Volume 1 Number 16
April 19, 2004








Florida’s Chief Financial Officer and Miami-Dade’s top prosecutor are teaming up to combat auto insurance fraud, which costs Florida families as much as $250 annually.  CFO Tom Gallagher and Miami-Dade State Attorney Katherine Fernandez Rundle today announced the hiring of a prosecutor who will be dedicated to prosecuting personal injury protection (PIP) fraud cases.

Nina Vivenzio, who formerly served as an assistant chief in the Career Criminal/Robbery Division of the Miami-Dade State Attorney’s Office, stepped into her new role of PIP fraud prosecutor last month.  She will be based in Miami, where the Department of Financial Services’ Division of Insurance Fraud has made nearly 600 PIP fraud arrests since 1999.  That represents nearly 60 percent of all fraud arrests in that region. 

“Florida families should be protected from criminals bent on bilking the system,” said Gallagher, who oversees the Department of Financial Services.  “These individuals will be brought to justice by a prosecutor dedicated to PIP fraud cases, not lost in a backlog of cases.”

In her previous position, Vivenzio was one of the assistance chiefs responsible for the supervision of the prosecution of all career criminal cases in the State Attorney’s Office.  She has extensive experience in dealing with criminal cases, including the prosecution of multi-defendant, complex schemes.
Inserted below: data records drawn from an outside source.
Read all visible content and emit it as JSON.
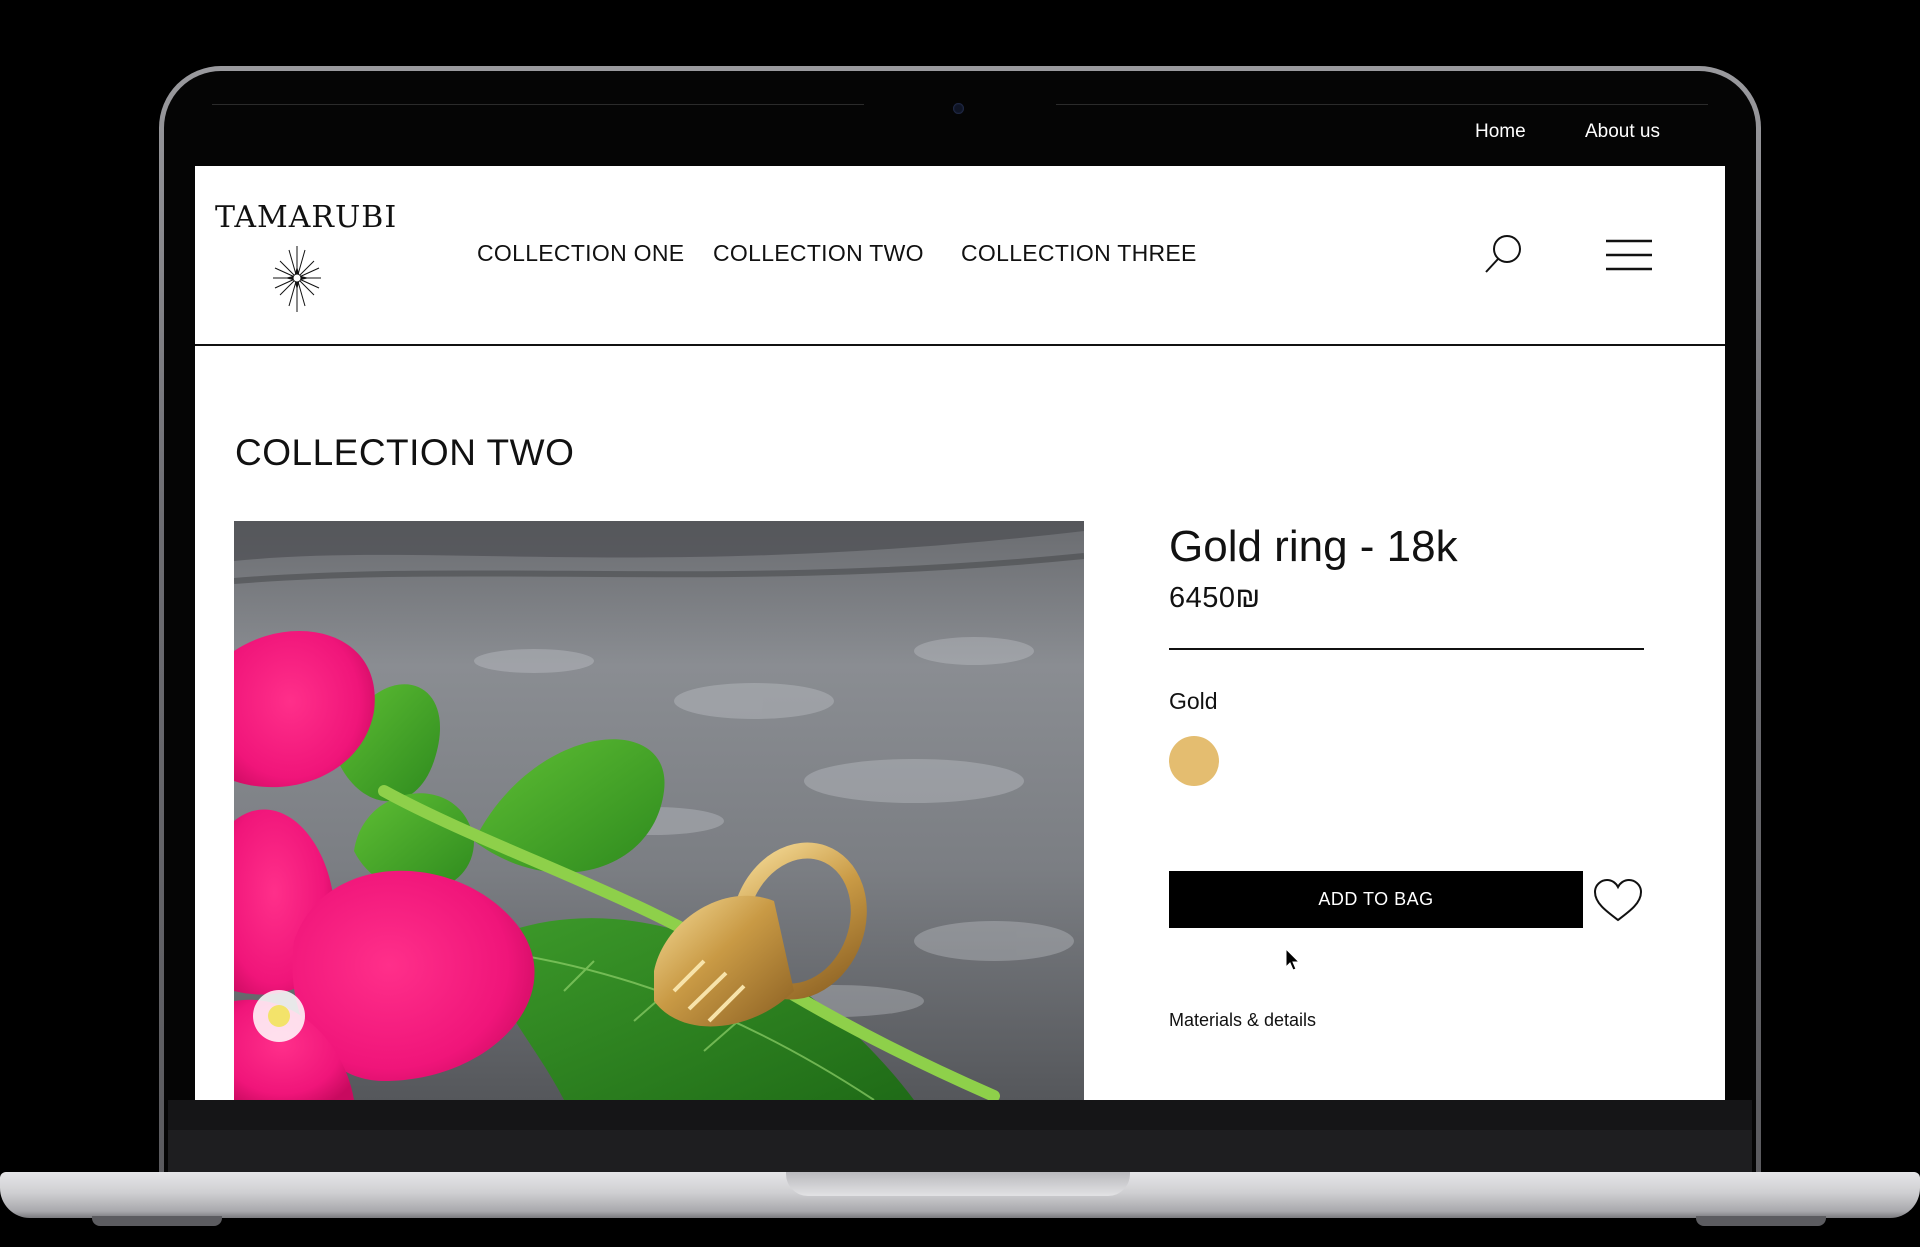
{
  "top_nav": {
    "home": "Home",
    "about": "About us"
  },
  "brand": {
    "name": "TAMARUBI"
  },
  "main_nav": {
    "items": [
      "COLLECTION ONE",
      "COLLECTION TWO",
      "COLLECTION THREE"
    ]
  },
  "header_icons": {
    "search": "search-icon",
    "menu": "hamburger-menu-icon"
  },
  "page": {
    "collection_title": "COLLECTION TWO"
  },
  "product": {
    "name": "Gold ring - 18k",
    "price": "6450₪",
    "color_label": "Gold",
    "swatch_color": "#E4BD70",
    "add_to_bag": "ADD TO BAG",
    "wishlist_icon": "heart-icon",
    "details_link": "Materials & details"
  },
  "colors": {
    "top_bar": "#000000",
    "page_bg": "#FFFFFF",
    "text": "#111111",
    "button_bg": "#000000",
    "button_text": "#FFFFFF"
  }
}
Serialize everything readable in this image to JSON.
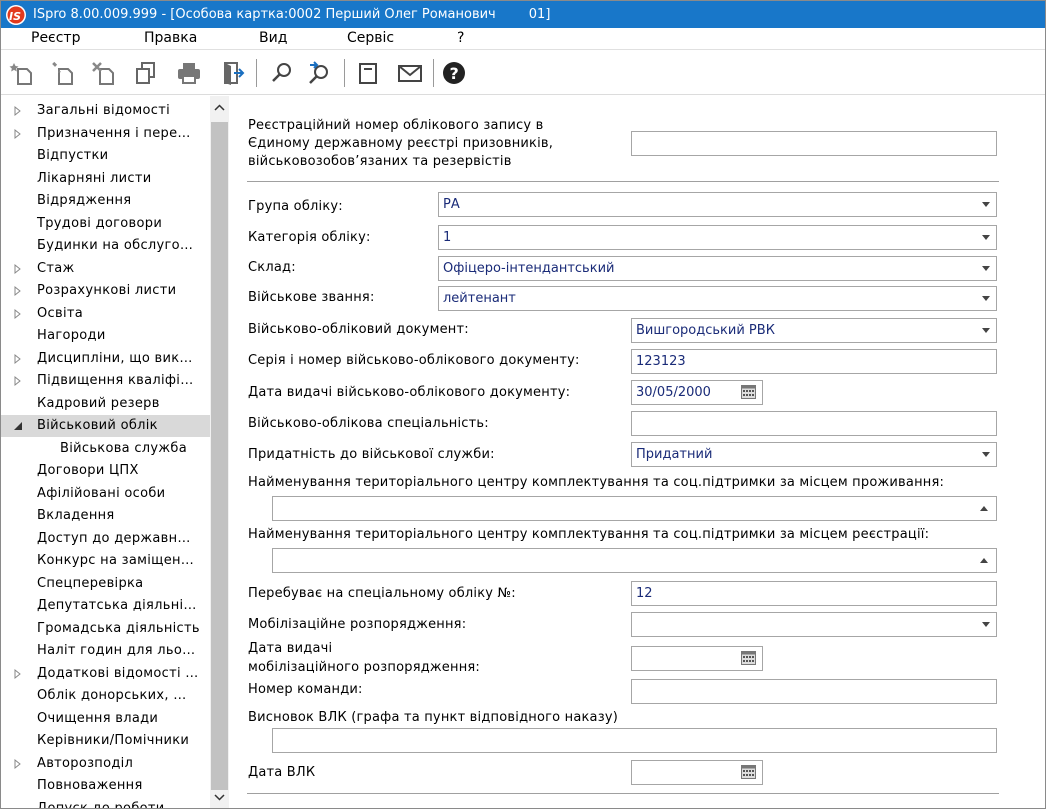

“A full-time prosecutor dedicated to prosecuting PIP cases is needed to stem the tide of increasing numbers of PIP schemes,” said Fernandez Rundle.  “We’re sending a message to unscrupulous doctors, lawyers, clinic owners and phony accident victims that Florida intends to make them pay society back.”

The Florida Automobile Joint Underwriting Association (FAJUA), the state’s insurer of last resort for consumers unable to find coverage in the private market, is also partnering with the Department of Financial Services and the Miami-Dade State Attorney’s Office to provide the new prosecutor’s position.

“Scam artists seeking to profit by falsifying PIP claims should know that this new prosecutor is on board and eager to prosecute fraud offenders,” said Eli Feinberg, Chairman of the FAJUA Board of Directors.  “This is a vital step toward a healthier auto insurance market.”

The Coalition Against Insurance Fraud estimates that auto insurance fraud, particularly the fast growing problem of PIP fraud, costs Florida’s economy more than $1.1 billion a year in higher premiums and higher costs for goods and services.  Florida law requires drivers to carry a minimum of $10,000 in PIP coverage and $10,000 in property damage liability coverage.  PIP coverage provides up to $10,000 per victim for medical bills, regardless of who is at fault.

PIP benefits are increasingly targeted by unscrupulous doctors, clinic owners, chiropractors and attorneys who bill insurance companies for services and procedures that are unnecessary or were never provided.  Accident victims are solicited, but just as often crashes are staged for the purpose of generating claims.  Since 1999, state fraud investigators have arrested 370 phony accident “victims.”

Over the past several years the Florida Legislature has put in place a number of reforms aimed at reducing PIP fraud.  In 2002, fee schedules were established for common procedures, such as MRIs, that have been exploited by PIP fraud perpetrators.  The Legislature also restricted the release of police accident reports and extended the time available to insurance companies to investigate suspicious claims.  Last year, legislators approved a mandatory two-year prison sentence for those convicted of organizing or participating in staged auto collisions.

The Department of Financial Services operates a fraud hotline at 1-800-378-0445 and offers up to $25,000 for information leading to an arrest and conviction in complex insurance fraud schemes.